GOAL OF THE EXERCISE:
Where the word "this" occurs in a line of the listing, please copy the line.

RECORDS FOR THE EXERCISE:
────────

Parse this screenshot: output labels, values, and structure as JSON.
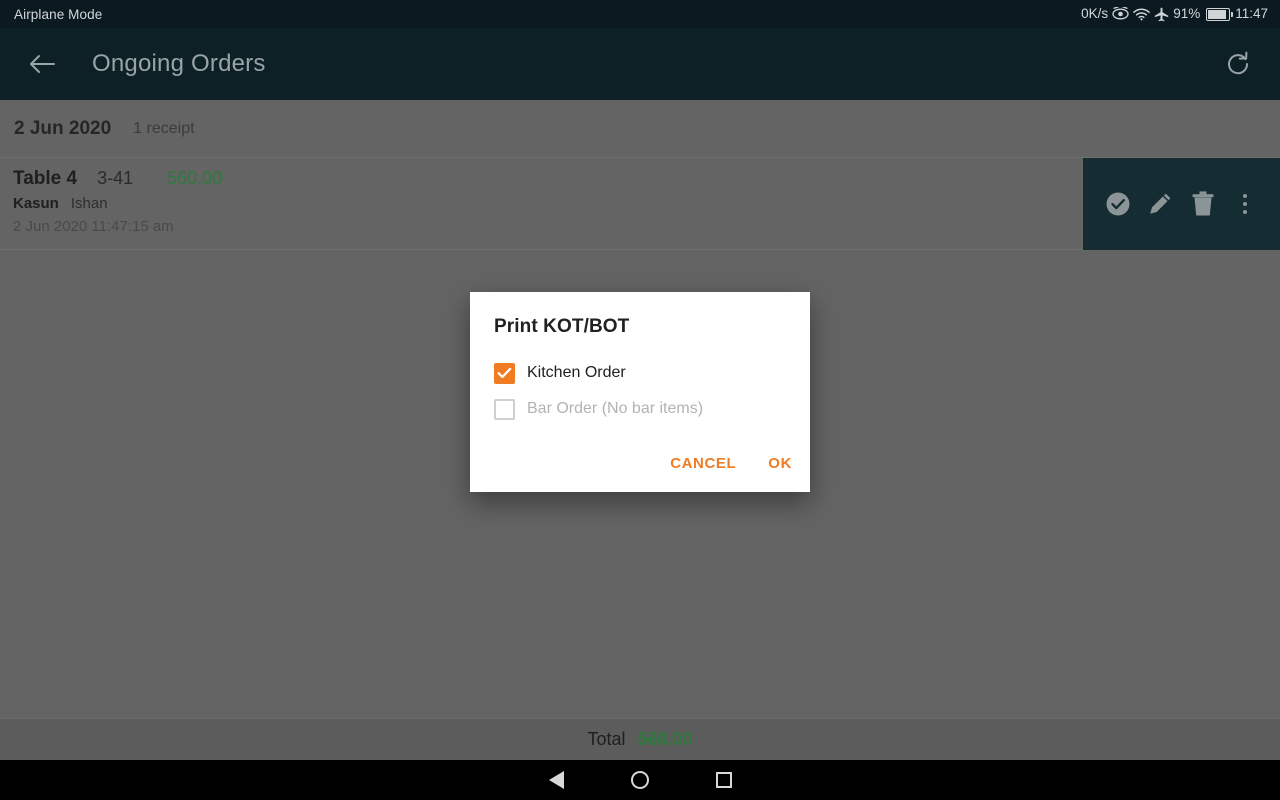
{
  "status_bar": {
    "left_label": "Airplane Mode",
    "network_speed": "0K/s",
    "battery_percent": "91%",
    "clock": "11:47",
    "icons": [
      "eye-slash-icon",
      "wifi-icon",
      "airplane-icon",
      "battery-icon"
    ]
  },
  "app_bar": {
    "back_icon": "back-arrow-icon",
    "title": "Ongoing Orders",
    "refresh_icon": "refresh-icon"
  },
  "list": {
    "date_header": {
      "date": "2 Jun 2020",
      "receipt_count": "1 receipt"
    },
    "orders": [
      {
        "table": "Table 4",
        "code": "3-41",
        "amount": "560.00",
        "first_name": "Kasun",
        "last_name": "Ishan",
        "timestamp": "2 Jun 2020 11:47:15 am",
        "actions": [
          "check-circle-icon",
          "edit-pencil-icon",
          "delete-trash-icon",
          "more-vertical-icon"
        ]
      }
    ]
  },
  "total_bar": {
    "label": "Total",
    "value": "560.00"
  },
  "dialog": {
    "title": "Print KOT/BOT",
    "options": [
      {
        "label": "Kitchen Order",
        "checked": true,
        "disabled": false
      },
      {
        "label": "Bar Order (No bar items)",
        "checked": false,
        "disabled": true
      }
    ],
    "cancel_label": "CANCEL",
    "ok_label": "OK"
  },
  "nav_bar": {
    "back": "nav-back-icon",
    "home": "nav-home-icon",
    "recents": "nav-recents-icon"
  },
  "colors": {
    "accent_orange": "#ef7b22",
    "amount_green": "#2f7a3e",
    "app_bar": "#0d2026",
    "status_bar": "#0a1a20",
    "actions_panel": "#152c33",
    "scrim_surface": "#646464"
  }
}
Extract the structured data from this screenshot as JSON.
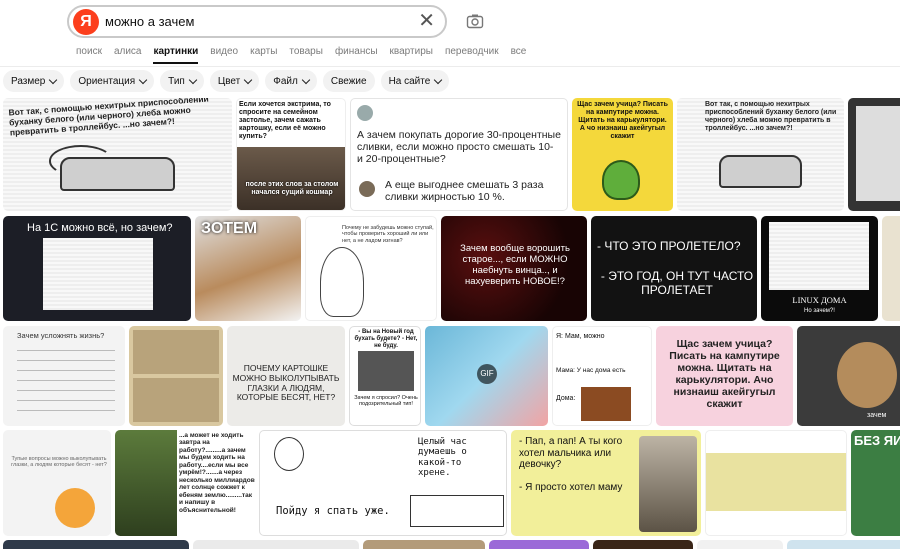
{
  "search": {
    "logo": "Я",
    "query": "можно а зачем"
  },
  "tabs": [
    {
      "label": "поиск"
    },
    {
      "label": "алиса"
    },
    {
      "label": "картинки",
      "active": true
    },
    {
      "label": "видео"
    },
    {
      "label": "карты"
    },
    {
      "label": "товары"
    },
    {
      "label": "финансы"
    },
    {
      "label": "квартиры"
    },
    {
      "label": "переводчик"
    },
    {
      "label": "все"
    }
  ],
  "filters": [
    {
      "label": "Размер",
      "dropdown": true
    },
    {
      "label": "Ориентация",
      "dropdown": true
    },
    {
      "label": "Тип",
      "dropdown": true
    },
    {
      "label": "Цвет",
      "dropdown": true
    },
    {
      "label": "Файл",
      "dropdown": true
    },
    {
      "label": "Свежие",
      "dropdown": false
    },
    {
      "label": "На сайте",
      "dropdown": true
    }
  ],
  "images": {
    "r1_1": "Вот так, с помощью нехитрых приспособлений буханку белого (или черного) хлеба можно превратить в троллейбус. ...но зачем?!",
    "r1_2_top": "Если хочется экстрима, то спросите на семейном застолье, зачем сажать картошку, если её можно купить?",
    "r1_2_bottom": "после этих слов за столом начался сущий кошмар",
    "r1_3_q": "А зачем покупать дорогие 30-процентные сливки, если можно просто смешать 10- и 20-процентные?",
    "r1_3_a": "А еще выгоднее смешать 3 раза сливки жирностью 10 %.",
    "r1_4": "Щас зачем учица? Писать на кампутире можна. Щитать на карькулятори. А чо низнаиш акейгугыл скажит",
    "r2_1": "На 1С можно всё, но зачем?",
    "r2_2": "ЗОТЕМ",
    "r2_3": "Почему не забудешь можно ступай, чтобы проверить хороший ли или нет, а не ладом изгнав?",
    "r2_4": "Зачем вообще ворошить старое..., если МОЖНО наебнуть винца.., и нахуеверить НОВОЕ!?",
    "r2_5a": "- ЧТО ЭТО ПРОЛЕТЕЛО?",
    "r2_5b": "- ЭТО ГОД, ОН ТУТ ЧАСТО ПРОЛЕТАЕТ",
    "r2_6a": "LINUX ДОМА",
    "r2_6b": "Но зачем?!",
    "r3_1": "Зачем усложнять жизнь?",
    "r3_3": "ПОЧЕМУ КАРТОШКЕ МОЖНО ВЫКОЛУПЫВАТЬ ГЛАЗКИ А ЛЮДЯМ, КОТОРЫЕ БЕСЯТ, НЕТ?",
    "r3_4a": "- Вы на Новый год бухать будете? - Нет, не буду.",
    "r3_4b": "Зачем я спросил? Очень подозрительный тип!",
    "r3_6a": "Я: Мам, можно",
    "r3_6b": "Мама: У нас дома есть",
    "r3_6c": "Дома:",
    "r3_7": "Щас зачем учица? Писать на кампутире можна. Щитать на карькулятори. Ачо низнаиш акейгугыл скажит",
    "r3_8": "зачем",
    "r4_1": "Тупые вопросы можно выколупывать глазки, а людям которые бесят - нет?",
    "r4_2": "...а может не ходить завтра на работу?.........а зачем мы будем ходить на работу....если мы все умрём!?.......а через несколько миллиардов лет солнце сожжет к ебеням землю.........так и напишу в объяснительной!",
    "r4_3a": "Целый час думаешь о какой-то хрене.",
    "r4_3b": "Пойду я спать уже.",
    "r4_4a": "- Пап, а пап! А ты кого хотел мальчика или девочку?",
    "r4_4b": "- Я просто хотел маму",
    "r4_6": "БЕЗ ЯИ"
  }
}
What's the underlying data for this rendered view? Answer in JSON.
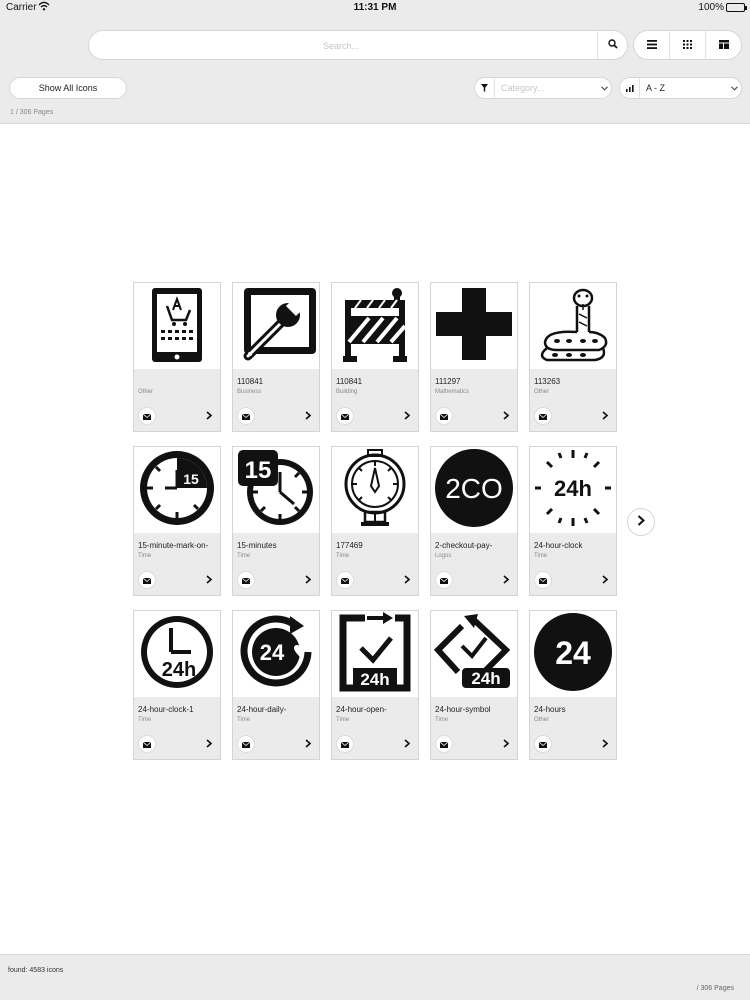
{
  "status": {
    "carrier": "Carrier",
    "time": "11:31 PM",
    "battery": "100%"
  },
  "search": {
    "placeholder": "Search..."
  },
  "toolbar": {
    "show_all_label": "Show All Icons",
    "page_info": "1 / 306 Pages"
  },
  "filters": {
    "category_placeholder": "Category...",
    "sort_value": "A - Z"
  },
  "icons": [
    {
      "name": "",
      "category": "Other"
    },
    {
      "name": "110841",
      "category": "Business"
    },
    {
      "name": "110841",
      "category": "Building"
    },
    {
      "name": "111297",
      "category": "Mathematics"
    },
    {
      "name": "113263",
      "category": "Other"
    },
    {
      "name": "15-minute-mark-on-",
      "category": "Time"
    },
    {
      "name": "15-minutes",
      "category": "Time"
    },
    {
      "name": "177469",
      "category": "Time"
    },
    {
      "name": "2-checkout-pay-",
      "category": "Logos"
    },
    {
      "name": "24-hour-clock",
      "category": "Time"
    },
    {
      "name": "24-hour-clock-1",
      "category": "Time"
    },
    {
      "name": "24-hour-daily-",
      "category": "Time"
    },
    {
      "name": "24-hour-open-",
      "category": "Time"
    },
    {
      "name": "24-hour-symbol",
      "category": "Time"
    },
    {
      "name": "24-hours",
      "category": "Other"
    }
  ],
  "icon_art": {
    "badge_15": "15",
    "label_2co": "2CO",
    "label_24h": "24h",
    "label_24": "24"
  },
  "footer": {
    "found": "found: 4583 icons",
    "pages": "/ 306 Pages"
  }
}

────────

THE ANSWER:
Parse this screenshot: output labels, values, and structure as JSON.
Extract the structured data from this screenshot as JSON.
What's the underlying data for this rendered view? Answer in JSON.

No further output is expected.